=== DATA SUPPLIED ===

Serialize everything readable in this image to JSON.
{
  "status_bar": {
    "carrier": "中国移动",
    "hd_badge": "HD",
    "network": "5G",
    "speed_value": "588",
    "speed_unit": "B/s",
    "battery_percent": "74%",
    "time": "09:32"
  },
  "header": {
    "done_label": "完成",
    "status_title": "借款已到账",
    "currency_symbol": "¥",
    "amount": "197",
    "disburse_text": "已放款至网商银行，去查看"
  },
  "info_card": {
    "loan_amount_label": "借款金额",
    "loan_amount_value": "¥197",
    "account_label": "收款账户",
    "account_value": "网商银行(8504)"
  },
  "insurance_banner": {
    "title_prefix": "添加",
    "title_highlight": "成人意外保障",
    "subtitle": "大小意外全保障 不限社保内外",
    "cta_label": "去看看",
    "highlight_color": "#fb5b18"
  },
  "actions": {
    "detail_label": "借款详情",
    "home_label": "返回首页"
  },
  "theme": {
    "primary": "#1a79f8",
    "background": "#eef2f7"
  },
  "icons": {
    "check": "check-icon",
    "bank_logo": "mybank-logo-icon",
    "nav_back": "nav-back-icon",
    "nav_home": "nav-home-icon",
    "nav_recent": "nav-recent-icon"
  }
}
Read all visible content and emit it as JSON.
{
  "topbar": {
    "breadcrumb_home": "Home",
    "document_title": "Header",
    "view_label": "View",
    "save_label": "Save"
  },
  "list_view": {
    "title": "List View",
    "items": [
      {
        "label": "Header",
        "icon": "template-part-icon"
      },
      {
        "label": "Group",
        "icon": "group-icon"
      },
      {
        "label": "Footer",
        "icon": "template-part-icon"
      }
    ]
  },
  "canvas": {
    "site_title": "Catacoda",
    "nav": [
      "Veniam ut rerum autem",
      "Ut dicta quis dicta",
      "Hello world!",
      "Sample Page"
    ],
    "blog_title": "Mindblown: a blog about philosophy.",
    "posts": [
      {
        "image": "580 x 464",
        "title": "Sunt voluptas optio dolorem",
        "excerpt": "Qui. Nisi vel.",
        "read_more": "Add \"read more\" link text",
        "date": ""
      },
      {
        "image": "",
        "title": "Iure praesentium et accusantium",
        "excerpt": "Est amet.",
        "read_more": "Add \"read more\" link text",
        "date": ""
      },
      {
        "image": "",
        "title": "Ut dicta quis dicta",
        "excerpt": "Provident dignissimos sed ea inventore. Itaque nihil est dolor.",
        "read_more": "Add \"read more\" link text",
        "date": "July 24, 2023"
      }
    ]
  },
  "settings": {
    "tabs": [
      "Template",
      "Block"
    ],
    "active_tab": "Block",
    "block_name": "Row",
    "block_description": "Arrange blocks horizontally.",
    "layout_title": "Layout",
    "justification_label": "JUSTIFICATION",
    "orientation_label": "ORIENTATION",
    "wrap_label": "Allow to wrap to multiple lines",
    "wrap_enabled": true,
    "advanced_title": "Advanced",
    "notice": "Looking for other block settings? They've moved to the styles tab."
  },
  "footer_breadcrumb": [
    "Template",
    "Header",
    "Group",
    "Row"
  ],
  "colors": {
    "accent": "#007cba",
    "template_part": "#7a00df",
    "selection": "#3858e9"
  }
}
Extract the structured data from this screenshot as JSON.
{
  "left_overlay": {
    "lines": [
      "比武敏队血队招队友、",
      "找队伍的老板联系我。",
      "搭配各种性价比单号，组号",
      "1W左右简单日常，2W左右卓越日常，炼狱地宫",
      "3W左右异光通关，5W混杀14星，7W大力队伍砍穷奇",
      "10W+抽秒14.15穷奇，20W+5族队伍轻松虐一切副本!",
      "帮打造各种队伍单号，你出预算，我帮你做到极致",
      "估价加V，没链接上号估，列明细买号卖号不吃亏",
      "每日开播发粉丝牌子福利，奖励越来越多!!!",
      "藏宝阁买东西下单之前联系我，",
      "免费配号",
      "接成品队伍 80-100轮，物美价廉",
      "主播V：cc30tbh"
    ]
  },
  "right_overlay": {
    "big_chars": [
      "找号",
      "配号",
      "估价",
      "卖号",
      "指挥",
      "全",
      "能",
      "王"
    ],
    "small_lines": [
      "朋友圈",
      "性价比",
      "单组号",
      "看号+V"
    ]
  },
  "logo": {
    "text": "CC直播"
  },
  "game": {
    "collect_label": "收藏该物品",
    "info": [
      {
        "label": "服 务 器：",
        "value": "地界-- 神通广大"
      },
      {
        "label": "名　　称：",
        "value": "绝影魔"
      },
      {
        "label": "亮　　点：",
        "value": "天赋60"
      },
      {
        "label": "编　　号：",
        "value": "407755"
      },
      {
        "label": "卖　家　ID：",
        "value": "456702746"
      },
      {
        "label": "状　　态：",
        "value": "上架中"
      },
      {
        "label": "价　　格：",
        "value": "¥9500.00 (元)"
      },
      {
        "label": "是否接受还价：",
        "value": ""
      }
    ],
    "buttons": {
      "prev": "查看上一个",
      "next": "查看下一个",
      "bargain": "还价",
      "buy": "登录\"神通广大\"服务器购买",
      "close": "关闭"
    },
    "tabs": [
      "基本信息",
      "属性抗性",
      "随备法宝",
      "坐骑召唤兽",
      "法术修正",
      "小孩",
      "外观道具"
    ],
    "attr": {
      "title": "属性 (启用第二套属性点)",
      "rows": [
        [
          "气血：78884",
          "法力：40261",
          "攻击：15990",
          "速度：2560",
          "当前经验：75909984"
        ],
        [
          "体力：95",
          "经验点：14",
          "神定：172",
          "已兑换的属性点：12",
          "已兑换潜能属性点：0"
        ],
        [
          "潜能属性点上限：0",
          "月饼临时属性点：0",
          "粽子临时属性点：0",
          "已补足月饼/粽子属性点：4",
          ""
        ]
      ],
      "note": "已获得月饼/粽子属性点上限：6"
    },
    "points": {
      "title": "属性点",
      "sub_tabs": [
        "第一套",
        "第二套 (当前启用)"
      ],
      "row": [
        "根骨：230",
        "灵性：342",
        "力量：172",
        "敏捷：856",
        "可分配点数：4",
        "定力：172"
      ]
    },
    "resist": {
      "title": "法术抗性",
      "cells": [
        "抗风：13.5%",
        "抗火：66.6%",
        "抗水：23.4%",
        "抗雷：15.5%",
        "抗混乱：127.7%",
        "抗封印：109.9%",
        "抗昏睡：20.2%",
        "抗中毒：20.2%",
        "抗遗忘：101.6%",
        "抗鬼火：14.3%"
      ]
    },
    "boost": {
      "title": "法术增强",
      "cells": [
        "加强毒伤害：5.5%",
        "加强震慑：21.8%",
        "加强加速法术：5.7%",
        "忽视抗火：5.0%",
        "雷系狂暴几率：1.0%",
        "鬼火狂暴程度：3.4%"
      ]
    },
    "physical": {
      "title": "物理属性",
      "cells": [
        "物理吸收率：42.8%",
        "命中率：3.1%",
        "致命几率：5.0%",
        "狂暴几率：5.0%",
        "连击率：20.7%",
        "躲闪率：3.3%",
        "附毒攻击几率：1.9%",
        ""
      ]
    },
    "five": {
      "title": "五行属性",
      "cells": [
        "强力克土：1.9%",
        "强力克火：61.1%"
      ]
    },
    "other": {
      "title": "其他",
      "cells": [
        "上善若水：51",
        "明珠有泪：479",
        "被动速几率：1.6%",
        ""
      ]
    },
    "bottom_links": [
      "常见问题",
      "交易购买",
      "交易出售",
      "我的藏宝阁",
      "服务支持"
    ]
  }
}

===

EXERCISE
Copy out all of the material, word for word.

RESULT OF THIS TASK
Serialize everything readable in this image to JSON.
{
  "status_bar": {
    "carrier": "中国移动",
    "hd_badge": "HD",
    "network": "5G",
    "speed_value": "588",
    "speed_unit": "B/s",
    "battery_percent": "74%",
    "time": "09:32"
  },
  "header": {
    "done_label": "完成",
    "status_title": "借款已到账",
    "currency_symbol": "¥",
    "amount": "197",
    "disburse_text": "已放款至网商银行，去查看"
  },
  "info_card": {
    "loan_amount_label": "借款金额",
    "loan_amount_value": "¥197",
    "account_label": "收款账户",
    "account_value": "网商银行(8504)"
  },
  "insurance_banner": {
    "title_prefix": "添加",
    "title_highlight": "成人意外保障",
    "subtitle": "大小意外全保障 不限社保内外",
    "cta_label": "去看看",
    "highlight_color": "#fb5b18"
  },
  "actions": {
    "detail_label": "借款详情",
    "home_label": "返回首页"
  },
  "theme": {
    "primary": "#1a79f8",
    "background": "#eef2f7"
  },
  "icons": {
    "check": "check-icon",
    "bank_logo": "mybank-logo-icon",
    "nav_back": "nav-back-icon",
    "nav_home": "nav-home-icon",
    "nav_recent": "nav-recent-icon"
  }
}
Read all visible content and emit it as JSON.
{
  "topbar": {
    "breadcrumb_home": "Home",
    "document_title": "Header",
    "view_label": "View",
    "save_label": "Save"
  },
  "list_view": {
    "title": "List View",
    "items": [
      {
        "label": "Header",
        "icon": "template-part-icon"
      },
      {
        "label": "Group",
        "icon": "group-icon"
      },
      {
        "label": "Footer",
        "icon": "template-part-icon"
      }
    ]
  },
  "canvas": {
    "site_title": "Catacoda",
    "nav": [
      "Veniam ut rerum autem",
      "Ut dicta quis dicta",
      "Hello world!",
      "Sample Page"
    ],
    "blog_title": "Mindblown: a blog about philosophy.",
    "posts": [
      {
        "image": "580 x 464",
        "title": "Sunt voluptas optio dolorem",
        "excerpt": "Qui. Nisi vel.",
        "read_more": "Add \"read more\" link text",
        "date": ""
      },
      {
        "image": "",
        "title": "Iure praesentium et accusantium",
        "excerpt": "Est amet.",
        "read_more": "Add \"read more\" link text",
        "date": ""
      },
      {
        "image": "",
        "title": "Ut dicta quis dicta",
        "excerpt": "Provident dignissimos sed ea inventore. Itaque nihil est dolor.",
        "read_more": "Add \"read more\" link text",
        "date": "July 24, 2023"
      }
    ]
  },
  "settings": {
    "tabs": [
      "Template",
      "Block"
    ],
    "active_tab": "Block",
    "block_name": "Row",
    "block_description": "Arrange blocks horizontally.",
    "layout_title": "Layout",
    "justification_label": "JUSTIFICATION",
    "orientation_label": "ORIENTATION",
    "wrap_label": "Allow to wrap to multiple lines",
    "wrap_enabled": true,
    "advanced_title": "Advanced",
    "notice": "Looking for other block settings? They've moved to the styles tab."
  },
  "footer_breadcrumb": [
    "Template",
    "Header",
    "Group",
    "Row"
  ],
  "colors": {
    "accent": "#007cba",
    "template_part": "#7a00df",
    "selection": "#3858e9"
  }
}
Extract the structured data from this screenshot as JSON.
{
  "left_overlay": {
    "lines": [
      "比武敏队血队招队友、",
      "找队伍的老板联系我。",
      "搭配各种性价比单号，组号",
      "1W左右简单日常，2W左右卓越日常，炼狱地宫",
      "3W左右异光通关，5W混杀14星，7W大力队伍砍穷奇",
      "10W+抽秒14.15穷奇，20W+5族队伍轻松虐一切副本!",
      "帮打造各种队伍单号，你出预算，我帮你做到极致",
      "估价加V，没链接上号估，列明细买号卖号不吃亏",
      "每日开播发粉丝牌子福利，奖励越来越多!!!",
      "藏宝阁买东西下单之前联系我，",
      "免费配号",
      "接成品队伍 80-100轮，物美价廉",
      "主播V：cc30tbh"
    ]
  },
  "right_overlay": {
    "big_chars": [
      "找号",
      "配号",
      "估价",
      "卖号",
      "指挥",
      "全",
      "能",
      "王"
    ],
    "small_lines": [
      "朋友圈",
      "性价比",
      "单组号",
      "看号+V"
    ]
  },
  "logo": {
    "text": "CC直播"
  },
  "game": {
    "collect_label": "收藏该物品",
    "info": [
      {
        "label": "服 务 器：",
        "value": "地界-- 神通广大"
      },
      {
        "label": "名　　称：",
        "value": "绝影魔"
      },
      {
        "label": "亮　　点：",
        "value": "天赋60"
      },
      {
        "label": "编　　号：",
        "value": "407755"
      },
      {
        "label": "卖　家　ID：",
        "value": "456702746"
      },
      {
        "label": "状　　态：",
        "value": "上架中"
      },
      {
        "label": "价　　格：",
        "value": "¥9500.00 (元)"
      },
      {
        "label": "是否接受还价：",
        "value": ""
      }
    ],
    "buttons": {
      "prev": "查看上一个",
      "next": "查看下一个",
      "bargain": "还价",
      "buy": "登录\"神通广大\"服务器购买",
      "close": "关闭"
    },
    "tabs": [
      "基本信息",
      "属性抗性",
      "随备法宝",
      "坐骑召唤兽",
      "法术修正",
      "小孩",
      "外观道具"
    ],
    "attr": {
      "title": "属性 (启用第二套属性点)",
      "rows": [
        [
          "气血：78884",
          "法力：40261",
          "攻击：15990",
          "速度：2560",
          "当前经验：75909984"
        ],
        [
          "体力：95",
          "经验点：14",
          "神定：172",
          "已兑换的属性点：12",
          "已兑换潜能属性点：0"
        ],
        [
          "潜能属性点上限：0",
          "月饼临时属性点：0",
          "粽子临时属性点：0",
          "已补足月饼/粽子属性点：4",
          ""
        ]
      ],
      "note": "已获得月饼/粽子属性点上限：6"
    },
    "points": {
      "title": "属性点",
      "sub_tabs": [
        "第一套",
        "第二套 (当前启用)"
      ],
      "row": [
        "根骨：230",
        "灵性：342",
        "力量：172",
        "敏捷：856",
        "可分配点数：4",
        "定力：172"
      ]
    },
    "resist": {
      "title": "法术抗性",
      "cells": [
        "抗风：13.5%",
        "抗火：66.6%",
        "抗水：23.4%",
        "抗雷：15.5%",
        "抗混乱：127.7%",
        "抗封印：109.9%",
        "抗昏睡：20.2%",
        "抗中毒：20.2%",
        "抗遗忘：101.6%",
        "抗鬼火：14.3%"
      ]
    },
    "boost": {
      "title": "法术增强",
      "cells": [
        "加强毒伤害：5.5%",
        "加强震慑：21.8%",
        "加强加速法术：5.7%",
        "忽视抗火：5.0%",
        "雷系狂暴几率：1.0%",
        "鬼火狂暴程度：3.4%"
      ]
    },
    "physical": {
      "title": "物理属性",
      "cells": [
        "物理吸收率：42.8%",
        "命中率：3.1%",
        "致命几率：5.0%",
        "狂暴几率：5.0%",
        "连击率：20.7%",
        "躲闪率：3.3%",
        "附毒攻击几率：1.9%",
        ""
      ]
    },
    "five": {
      "title": "五行属性",
      "cells": [
        "强力克土：1.9%",
        "强力克火：61.1%"
      ]
    },
    "other": {
      "title": "其他",
      "cells": [
        "上善若水：51",
        "明珠有泪：479",
        "被动速几率：1.6%",
        ""
      ]
    },
    "bottom_links": [
      "常见问题",
      "交易购买",
      "交易出售",
      "我的藏宝阁",
      "服务支持"
    ]
  }
}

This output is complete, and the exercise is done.